Chaturanga Dandasana or Four Limbed Staff Pose is a basic pose to bring balance and strength to arms and legs. In sanskrit, Chatur means four and Anga means part (of the body). Danda means the staff and asana means the pose. It is also known as the Low Plank Pose.
Utkatasana or the Chair Pose comes from the Sanskrit words Utkata meaning fierce or intense and asana meaning a pose. Utkatasana is a yogic pose which resembles sitting on a chair (without a chair, of course), and hence popularly called the Chair Pose.
Virabhadrasana or the warrior pose is a series of yoga poses each having its distinctive benefit. In Sanskrit, Vira means brave, Bhadra means friend and Asana means a Pose. Virabhadrasana is named after the legendary warrior Virabhadra in Puranas. In the Puranic lore, it is said that Virabhadra was created by Lord Shiva from his hair, to destroy the arrogance of Daksha who refused to invite his daughter Sati while conducting a Yagna.
Ardha Kapotasana or the Half Pigeon Pose resembles a pigeon in the final position. In Sanskrit, Ardha means half, Kapota means Pigeon and Asana means a pose. It is an intermediate level pose and helps to open up the hips and groin muscles.
Ardha Kapotasana is an excellent pose to bring flexibility to the hips and legs. Those who wish to master Padmasana can practice Ardha Kapotasana to open up the hips and to make the leg muscles flexible.
Baddha Padmasana or the Locked Lotus Pose is mentioned in Gheranda Samhita. Baddha Padmasana is a meditation pose that gives physical and mental stability. In Hatha Yoga Pradeepika, Padmasana or the classical Lotus pose is considered one of the four main siting poses for meditation. Baddha Padmasana is an enhanced form of the classical Lotus pose
Eka Pada Sirasana or One Leg behind Head Pose is practiced in the sitting position. It is an advanced yoga pose and requires very good flexibility of the leg and groin muscles.
Padma Mayurasana or Lotus in Peacock Pose is done by first assuming the Lotus pose (Padmasana) and then performing Mayurasana or the peacock pose. It is an advanced asana. It requires good strength of the arms and the abdominal muscles along with a good sense of balance.
Utthan Eka Pada Sirasana or the standing One Leg behind Head Pose is an advanced yoga asana and should be learned in the presence of a qualified yoga instructor.

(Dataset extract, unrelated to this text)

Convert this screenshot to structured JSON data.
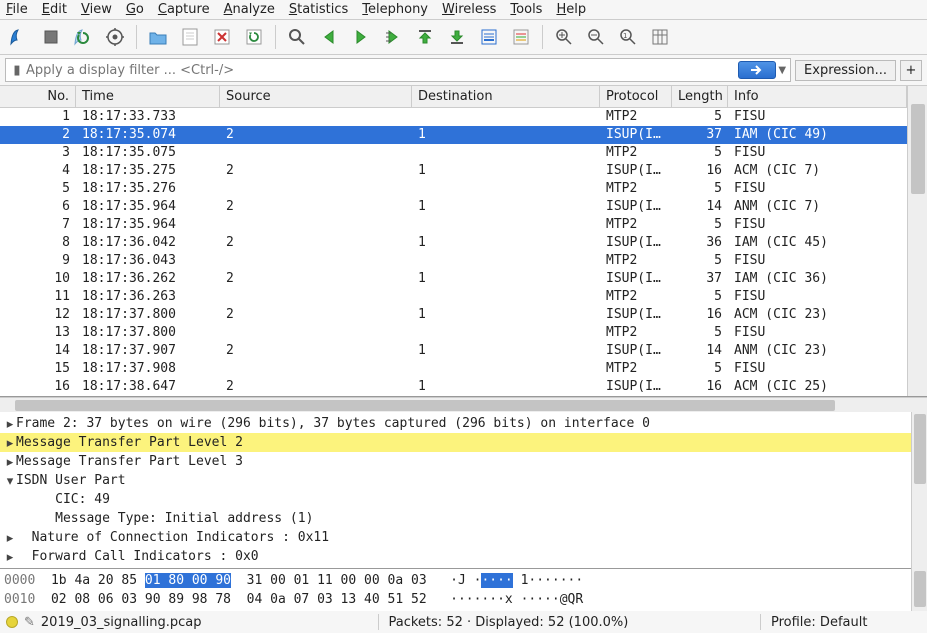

Utthan Eka Pada Sirasana needs extreme flexibility of the legs and a good sense of body balance.
Urdhva Padmasana or the lotus pose in headstand can be practiced after mastering Sirsasana or the classical headstand pose. Urdhva Padmasana is an inverted asana and is performed after assuming the classical headstand. It is one of the difficult asanas and should be learned under the guidance of a qualified yoga instructor.